August 11, 2017 · 6:50 am
August 6, the day Little Boy fell on Hiroshima, and August 9, the day Fat Man fell on Nagasaki, have become haunting days for me. Oblivious until the 80s, I became involved when Church Women United planned a Ribbon project. They sought a mile’s worth of individual yard-long muslin pieces decorated with a peace message to be held hand to hand around the pentagon. More than a mile of ribbon and people converged on Washington.DC for that march.
For me the most profound part of that weekend was sitting in the park across from the White House observing the annual moment of silence concurrent with the people of Hiroshima at exactly the time, their time, the bomb had fallen..
That moment has been surpassed by this year’s installation, Suspended Moment. It’s the first time I’ve attended an installation enacted and not just one in a museum with a continual loop video. The artist, a third generation Hiroshima survivor, made a sculpture, a cloth version, to size, of Fat Man, the Nagasaki bomb. She made it from silk from her grandmother’s kimono studio and stitched her hair into it to meld the generations.

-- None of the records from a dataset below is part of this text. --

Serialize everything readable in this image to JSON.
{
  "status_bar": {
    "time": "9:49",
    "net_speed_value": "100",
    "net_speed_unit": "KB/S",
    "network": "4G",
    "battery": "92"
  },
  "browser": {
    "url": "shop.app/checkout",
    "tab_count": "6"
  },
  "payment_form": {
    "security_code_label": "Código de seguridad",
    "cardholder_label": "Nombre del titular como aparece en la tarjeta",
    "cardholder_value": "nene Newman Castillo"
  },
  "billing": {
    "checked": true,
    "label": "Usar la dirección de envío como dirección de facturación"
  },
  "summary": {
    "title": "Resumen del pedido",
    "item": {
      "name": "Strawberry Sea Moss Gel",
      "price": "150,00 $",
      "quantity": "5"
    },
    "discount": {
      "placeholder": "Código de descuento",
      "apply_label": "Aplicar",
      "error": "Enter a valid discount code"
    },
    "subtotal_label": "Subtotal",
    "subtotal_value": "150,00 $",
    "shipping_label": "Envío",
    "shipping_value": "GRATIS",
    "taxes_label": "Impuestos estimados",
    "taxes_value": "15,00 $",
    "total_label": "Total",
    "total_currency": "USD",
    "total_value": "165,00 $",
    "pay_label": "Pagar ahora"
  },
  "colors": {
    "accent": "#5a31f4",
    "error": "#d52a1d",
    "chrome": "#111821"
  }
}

The installation, lasted half an hour. The action was a poem read at the beginning and end that consisted of words from Obama’s speech at Hiroshima. Single words. First in English then in Japanese, as chanted dialog, each word repeated several times. The two walking toward each other, then together, then apart. “Mirror.” “Suffering.” “We look.” “We survive,” “We survive fear.” (I don’t remember them all.) In between a butoh dance (somewhat like mime). In the Q and A afterwards, the choreographer said he’d aimed to create moments rather than a narrative, moments like combing hair, putting on lipstick. And there were more obvious moments of fear.
The sound was part vocal and part computerized music, haunting, along with occasional voices of children playing and an almost continual drone of planes.

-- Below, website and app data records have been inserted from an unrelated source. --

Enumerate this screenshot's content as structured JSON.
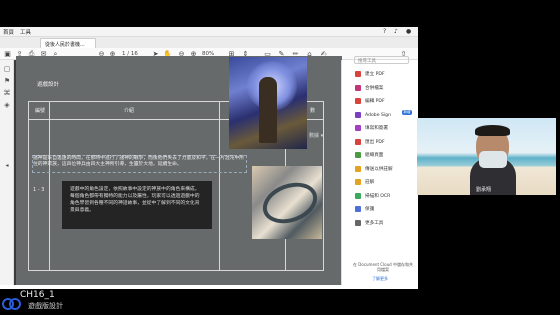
{
  "menubar": {
    "items": [
      "首頁",
      "工具"
    ]
  },
  "tab": {
    "title": "從後人民於書機..."
  },
  "toolbar": {
    "page_display": "1 / 16",
    "zoom": "80%"
  },
  "page": {
    "title": "遊戲設計",
    "table": {
      "headers": [
        "編號",
        "介紹",
        "",
        "數"
      ],
      "row_number": "1 - 3",
      "selected_text": "諸神是來自遙遠的時間，在那時中進行了諸神的戰爭，而後他們失去了力量及和平，在一片混沌中所住的神眾族，這四位神兵由四大主神所引導，生靈於大地，延續生命。",
      "textbox_text": "遊戲中的角色設定，依照故事中設定的神族中的角色來構成，每個角色都帶有獨特的能力以及屬性，玩家可以透過遊戲中的角色學習到各種不同的神話故事，並從中了解到不同的文化背景與意義。"
    },
    "side_button": "數據 ▾"
  },
  "tools": {
    "search_placeholder": "搜尋工具",
    "items": [
      {
        "label": "建立 PDF",
        "color": "#d9433b"
      },
      {
        "label": "合併檔案",
        "color": "#c2357a"
      },
      {
        "label": "編輯 PDF",
        "color": "#d9433b"
      },
      {
        "label": "Adobe Sign",
        "color": "#7b3fc4"
      },
      {
        "label": "填寫和簽署",
        "color": "#a23fc4"
      },
      {
        "label": "匯出 PDF",
        "color": "#d9433b"
      },
      {
        "label": "組織頁面",
        "color": "#4b9b45"
      },
      {
        "label": "傳送以供註解",
        "color": "#e3a321"
      },
      {
        "label": "註解",
        "color": "#e3a321"
      },
      {
        "label": "掃描和 OCR",
        "color": "#3bab5b"
      },
      {
        "label": "保護",
        "color": "#4d6fd6"
      },
      {
        "label": "更多工具",
        "color": "#666666"
      }
    ],
    "new_badge": "新增",
    "promo": "在 Document Cloud 中儲存和共用檔案",
    "promo_link": "了解更多"
  },
  "webcam": {
    "name": "劉承翔"
  },
  "footer": {
    "course": "CH16_1",
    "subtitle": "遊戲版設計"
  }
}
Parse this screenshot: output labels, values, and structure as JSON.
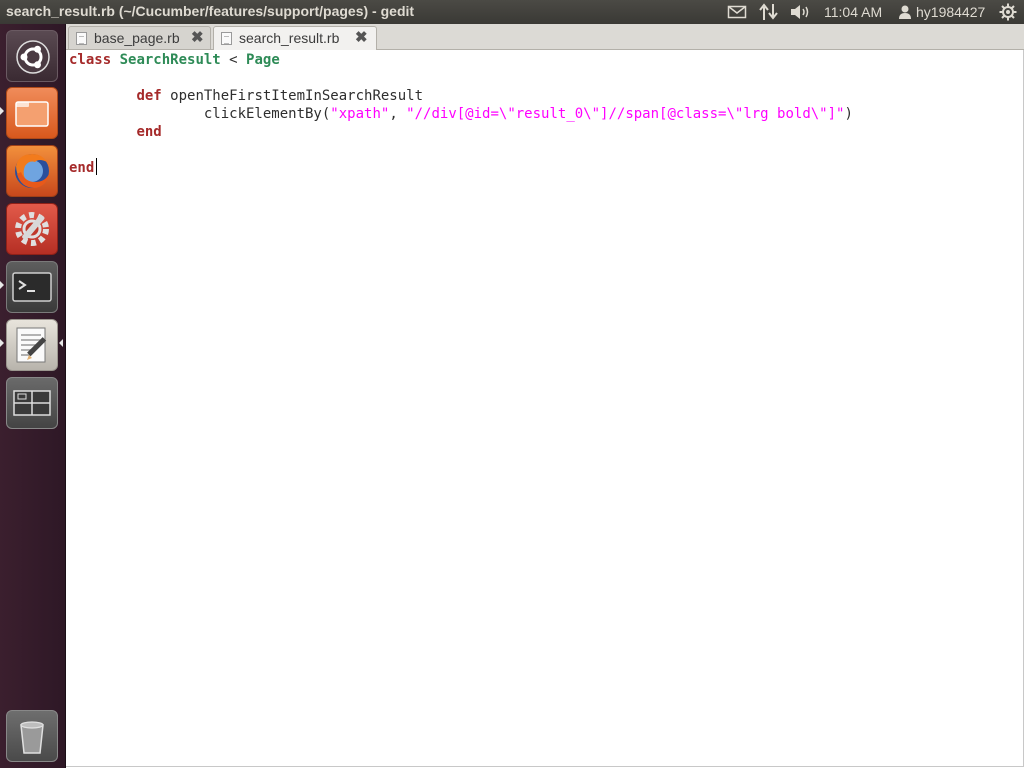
{
  "window": {
    "title": "search_result.rb (~/Cucumber/features/support/pages) - gedit"
  },
  "panel": {
    "clock": "11:04 AM",
    "username": "hy1984427",
    "icons": [
      "mail-icon",
      "network-icon",
      "volume-icon",
      "user-icon",
      "gear-icon"
    ]
  },
  "launcher": {
    "items": [
      "dash-home",
      "files",
      "firefox",
      "system-settings",
      "terminal",
      "text-editor",
      "workspace-switcher",
      "trash"
    ]
  },
  "tabs": [
    {
      "label": "base_page.rb",
      "active": false
    },
    {
      "label": "search_result.rb",
      "active": true
    }
  ],
  "code": {
    "line1": {
      "kw": "class",
      "name": "SearchResult",
      "op": " < ",
      "parent": "Page"
    },
    "line3": {
      "indent": "        ",
      "kw": "def",
      "rest": " openTheFirstItemInSearchResult"
    },
    "line4": {
      "indent": "                ",
      "call": "clickElementBy(",
      "arg1": "\"xpath\"",
      "sep": ", ",
      "arg2": "\"//div[@id=\\\"result_0\\\"]//span[@class=\\\"lrg bold\\\"]\"",
      "close": ")"
    },
    "line5": {
      "indent": "        ",
      "kw": "end"
    },
    "line7": {
      "kw": "end"
    }
  },
  "colors": {
    "keyword": "#a52a2a",
    "class_name": "#2e8b57",
    "string": "#ff00ff"
  }
}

Suspended Moment has been performed at Los Alamos, where the atomic bomb was developed, and at Hanford, where nuclear waste is awaiting cleanup.
The atrocity of Hiroshima and Nagasaki bombings (and all the health/environmental aspects of nuclear programs) is certainly one of the “Never again” moments of history. To that end, 122 nations recently ratified the UN Treaty on the Prohibition of Nuclear Weapons (info here

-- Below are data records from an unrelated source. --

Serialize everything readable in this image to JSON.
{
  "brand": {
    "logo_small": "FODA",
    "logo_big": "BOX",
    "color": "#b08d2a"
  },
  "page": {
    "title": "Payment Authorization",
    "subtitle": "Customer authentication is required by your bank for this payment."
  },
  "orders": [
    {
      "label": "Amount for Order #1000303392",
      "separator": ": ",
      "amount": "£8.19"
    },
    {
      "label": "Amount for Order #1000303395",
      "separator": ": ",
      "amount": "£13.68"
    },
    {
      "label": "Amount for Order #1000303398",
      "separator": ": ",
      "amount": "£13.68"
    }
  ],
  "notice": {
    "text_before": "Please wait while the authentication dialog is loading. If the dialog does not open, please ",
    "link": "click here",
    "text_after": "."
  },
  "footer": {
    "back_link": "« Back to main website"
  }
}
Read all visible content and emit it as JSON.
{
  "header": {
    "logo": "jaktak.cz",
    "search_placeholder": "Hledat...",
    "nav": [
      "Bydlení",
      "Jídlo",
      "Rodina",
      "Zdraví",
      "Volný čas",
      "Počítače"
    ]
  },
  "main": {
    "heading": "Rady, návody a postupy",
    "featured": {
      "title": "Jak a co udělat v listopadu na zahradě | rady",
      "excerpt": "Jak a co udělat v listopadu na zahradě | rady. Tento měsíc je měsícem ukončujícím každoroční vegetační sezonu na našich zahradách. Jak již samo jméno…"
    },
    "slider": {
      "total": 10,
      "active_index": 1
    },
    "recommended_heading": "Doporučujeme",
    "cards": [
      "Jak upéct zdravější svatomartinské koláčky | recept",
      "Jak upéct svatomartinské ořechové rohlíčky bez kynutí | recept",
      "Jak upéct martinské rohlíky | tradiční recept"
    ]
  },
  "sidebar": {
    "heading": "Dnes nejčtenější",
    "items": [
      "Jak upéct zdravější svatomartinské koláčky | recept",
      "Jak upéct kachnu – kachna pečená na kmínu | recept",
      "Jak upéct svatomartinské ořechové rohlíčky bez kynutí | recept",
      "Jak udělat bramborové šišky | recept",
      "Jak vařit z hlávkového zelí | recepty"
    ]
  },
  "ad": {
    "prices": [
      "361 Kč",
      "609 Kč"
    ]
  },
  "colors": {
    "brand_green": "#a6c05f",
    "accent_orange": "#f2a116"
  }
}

It is not a big surprise that the nuclear holding nations boycotted the negotiations. However, the hope is that making nuclear as illegal as biological and chemical weapons will change the discussion. To that end we can communicate with our representatives.
The memorial event was sponsored by Physicians for Social Responsibility
. They are concerned with other problems (“we must prevent what we cannot cure”) as well and are worth following.